Then a huge ﬂash of lightning split the sky as black thunder clouds closed in above the mountains, and a torrential downpour swept across the landscape, accompanied by daggers of lightning and deafening peals of thunder directly overhead.
The shepherd and his sons had never experienced such a storm; they found shelter beneath a rocky crag, and there they remained for more than an hour.
At last the rain stopped and the clouds cleared, and the three made their way homewards in bright moonlight beneath a velvet sky. The storm was remembered for many years by others in the locality, but the shepherd and his two sons were the only people to see the phantom battle.
They never forgot it, and the memory was passed down from generation to generation. Two centuries later the little whitewashed farm on the ﬂank of Mynydd Morﬁl was abandoned and reduced to a pile of stones lost amid the heather and gorse.
Credit – Brian John
Preseli by Waldo Williams
Waldo Williams’s own translation.
Wall of my boyhood, Moel Drigarn, Carn Gyfrwy, Tal Mynydd,
In my mind’s independence ever at my back;
And my floor, from Witwig to Wern and to the smithy
Where from an essence older than iron, the sparks were struck.
And on the farmyards, on the hearths of my people
Wedded to wind and rain and mist and heathery livrocky land,
They wrestle with the earth and the sky, and they beat them,
And they toss the sun to their children as still they bend.
For me a memory and a symbol – that slope with reaping party
With their neighbours’ oats falling four-swathed to their blades.
The act they took for fun at a run, and straightening their bodies,
Flung one four-voiced giant laugh to the sun.
So my Wales shall be brotherhood’s womb, her destiny she will dare it.
The sick world’s balm shall be brotherhood alone.
It is the pearl pledged by time to eternity
To be the pilgrim’s hope in this little crooked lane.
And this was my window – these harvestings and sheep shearings.
I glimpsed the order of a kingly court.
Hark!

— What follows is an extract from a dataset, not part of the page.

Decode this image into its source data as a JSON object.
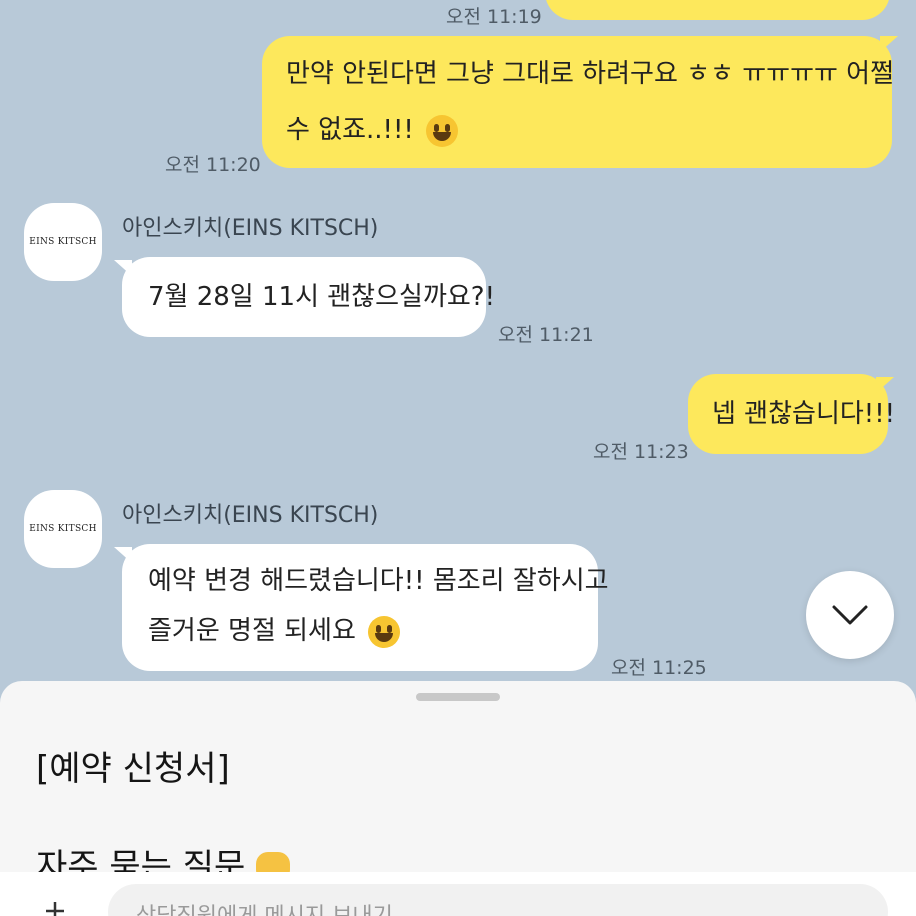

A roar and ravage through a windowless forest.
To the wall! We must keep our well clear of this beast’s dirt.